The rider turned out to be my team mate Sten and I rode the last part of the lap with him. I was feeling pretty strong and I had a good handle on Zach who was still behind me in a mud pit somewhere. I felt that I needed one more lap to take the win. With 1 more Zach would have to pass me again and then be back before the 11 AM cut off time to put in another lap. Even then I would win by finishing the 15th lap before him.
My friend Lydia stepped up to the task when I announced I needed someone to ride with for my final lap. I was happy with that and excited to reach last years mileage mark with her. She was headed out for another lap for the TNR three person team. Who by the way went on to take second place.
Out on the course her pace was so fast I couldn’t hang on. I found myself slipping away again. Dizziness, weakness, and soon enough I was off the bike starring into the distant prairie with a million mile stare. The laps were long so I did a mixture of walking and coasting with one butt cheek on the saddle at a time.
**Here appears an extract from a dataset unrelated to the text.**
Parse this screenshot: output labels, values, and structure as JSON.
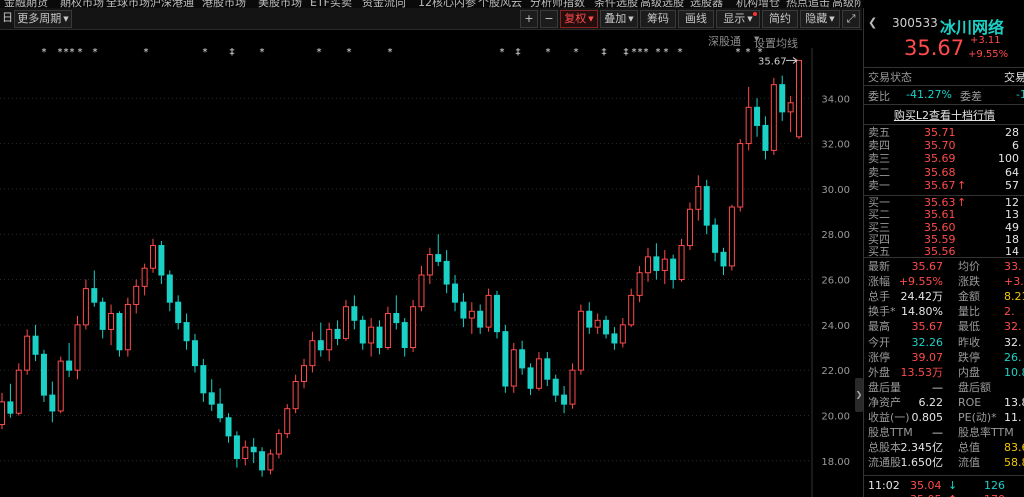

My body-to-bike interfaces could no longer stand the torture.
I was around 5 miles out and walking up a hill when my friend Chad from Helena rolled up.
“Hey, are you ok? You need anything?”
“Um, … I, … just taking a break, passing time. that’s all. Just bored, kind of. Um”
“Will you ride with me”
“Sure, I can do that, thanks”
I jumped on my bike and finally got the pedals to turn again. Chad rode me back to the finish line. I announced that that was my last lap. We crunched the numbers and indeed I would win the race. I changed out of my wet 20 hour plus rags into a fresh kit for the finish line photo. I had six shots of espresso combined with coco and a chocolate muffin to celebrate my efforts. I had been dreaming of chocolaty goodness all morning. In the meantime Lydia and Norman prepared my bike for battle. Wishful thinking I told them. No way was I going to ride another lap. Norman wanted me to ride a victory lap with him but I declined. My hands and ass were just to painful.
Suddenly a cheer erupted from the small crowd gathered at the timing tent.
“Go Zach, Go, you can do it”
I looked over and to my astonishment this kid was ripping out on another lap. I looked at the clock but my brain couldn’t do the math. If he came in and did it before the cut off time he could actually put in a lap and win the race. That is what my panicked braid told me anyway.
“Imposable”, I thought to myself as I watched Zach and about two other teammates pace line the road out of town.
Just then someone brushed by me so hard I fell to the ground. I looked up to see the man in black dawn my bike and ride after Zach. He looked like me. Even wore a Muleterro kit. But this guy was relentless and strong. He could not be beaten today. The shadow.
“Poor Zach”, someone in the crowd said as I entered another line on the time sheet. “Bill Martin 10:00”.
Zach kept looking at his watch. His mates were pulling him down the road at 30 miles an hour and when they got to the single track he was barely hanging on. Again he glanced at his watch. Then again. It was obvious he was doing logistics in his head but it didn’t look good. He would have to pull out a sub hour lap to set out on a winning lap. Suddenly as the sagebrush opened up into a grassy meadow atop a ridge the beast blasted past him.
“This lap will be a new record for me”, he grumbled as he raced away from the struggling riders.
“Whoaa”, Zach responded and relaxed on the pedals. He knew the chances of the win were over.
At 11:09 AM I hoisted my bike at the line to celebrate a victory as my team mates cheered on the ritual. The last lap was just minutes off the initial and fastest laps of the race. Zach rolled in a bit later to cheers from the crowd, a great performance and fan favorite. Another great race with a competitor who helped bring out the best in me … or not.
I did learn that I do have the ability to do amazing things. In the past I have doubted my abilities as a 24 hour racer. I left that person back on the ridge broken and dead.